Research Firm Ranks Low-Code Platforms for Business Developers
Forrester Research published a new report on low-code platforms for business developers, ranking 12 vendors on enterprise application development and delivery (AD&D) criteria.
Research firms have been closely following the no-code/low-code space that has grown significantly in recent years as a result of increasing demand for enterprise apps -- including mobile apps in today's on-the-go business world -- and a dearth of highly paid professional developers, who are increasingly hard to find and recruit.
The developer skills shortage has led many research firms and industry observers to anoint professional developers, especially mobile coders and data science pros, as "best job" holders.
Those factors have given new credence to the once-gimmicky no-code/low-code, do-it-yourself tooling space with offerings featuring drag-and-drop composability, template- and model-driven development, helpful wizards and so on.
They are typically aimed at "citizen developers" or "ordinary business users" who need to create enterprise apps quickly, often for specific, data-driven purposes.
Forrester highlighted that data-centric focus in its report, which, although offered for-pay, is freely available upon registration from several included vendors who have licensed the report for distribution.
"The leading platforms solve the puzzle of how to make database design simple while opening more powerful database tools as business developers learn," the report states. "Workflow and process designers remain the exception rather than the rule among these vendors.
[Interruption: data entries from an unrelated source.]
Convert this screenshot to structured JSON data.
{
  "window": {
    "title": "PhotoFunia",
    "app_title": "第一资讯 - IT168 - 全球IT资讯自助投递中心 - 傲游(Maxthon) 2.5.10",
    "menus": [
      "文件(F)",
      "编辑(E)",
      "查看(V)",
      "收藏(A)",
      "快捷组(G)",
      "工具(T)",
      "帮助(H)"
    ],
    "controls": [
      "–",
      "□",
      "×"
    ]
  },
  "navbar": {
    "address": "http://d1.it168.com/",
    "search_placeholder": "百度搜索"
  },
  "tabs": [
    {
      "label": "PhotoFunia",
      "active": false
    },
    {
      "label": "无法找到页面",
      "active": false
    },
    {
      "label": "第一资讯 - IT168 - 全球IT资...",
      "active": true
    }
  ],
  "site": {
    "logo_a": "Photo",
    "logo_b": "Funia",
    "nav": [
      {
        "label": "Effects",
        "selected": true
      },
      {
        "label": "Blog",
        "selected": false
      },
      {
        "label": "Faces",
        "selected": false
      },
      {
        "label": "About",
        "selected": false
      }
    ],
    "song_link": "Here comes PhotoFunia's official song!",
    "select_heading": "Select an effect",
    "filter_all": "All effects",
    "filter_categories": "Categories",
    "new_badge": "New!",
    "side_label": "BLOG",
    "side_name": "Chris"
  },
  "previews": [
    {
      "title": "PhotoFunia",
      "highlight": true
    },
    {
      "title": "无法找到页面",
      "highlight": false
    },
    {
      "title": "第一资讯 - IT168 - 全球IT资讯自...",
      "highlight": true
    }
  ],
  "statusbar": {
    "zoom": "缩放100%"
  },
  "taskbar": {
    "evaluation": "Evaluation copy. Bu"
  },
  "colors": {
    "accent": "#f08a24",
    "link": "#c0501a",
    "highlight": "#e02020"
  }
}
And features to organize and govern development processes are highly variable among the platforms."
Vendors examined in the report -- some with cooperation and some without -- include (in alphabetical order): Airtable, AppSheet, Betty Blocks, Caspio, FileMaker, Kintone, Kissflow, Quick Base, Scopeland Technology, TIBCO Software, TrackVia and Zudy.
Vendor inclusion criteria that each vendor exhibits, according to Forrester, include:
- Development experiences designed for businesspeople.
- Comprehensive tooling capable of delivering a variety of business use cases.
- A free or low-cost license and a "pay as you grow" business model.
- Its sights set primarily on large enterprises.
In its trademarked "Wave" approach, Forrester divides the 12 vendors it studied into Leaders, Strong Performers, Contenders and Challengers, with the Q2 2019 study breaking out the offerings thusly:
"After decades in the shadows, software built by businesspeople is emerging into the light," the report states. "A small group of AD&D leaders is supporting citizen developers on low-code platforms designed for their needs. Respect/fear have replaced love/hate. That's progress. Why now? Digital businesses' demand for ever more automation, ever more quickly, requires more minds and hands producing applications. AD&D support and governance are also crucial for allowing business developers to contribute meaningfully to their firms' software strategies."
The company said low-code platforms for business developers balance empowerment and governance by allowing:
- Business experts to reliably develop full applications.
- Business developers to self-serve on managed platforms.
- AD&D pros to safely delegate software work to business pros.
Forrester said its report should be used as a starting point only for enterprises seeking to choose the correct tooling for their particular needs.
David Ramel is the editor of Visual Studio Magazine.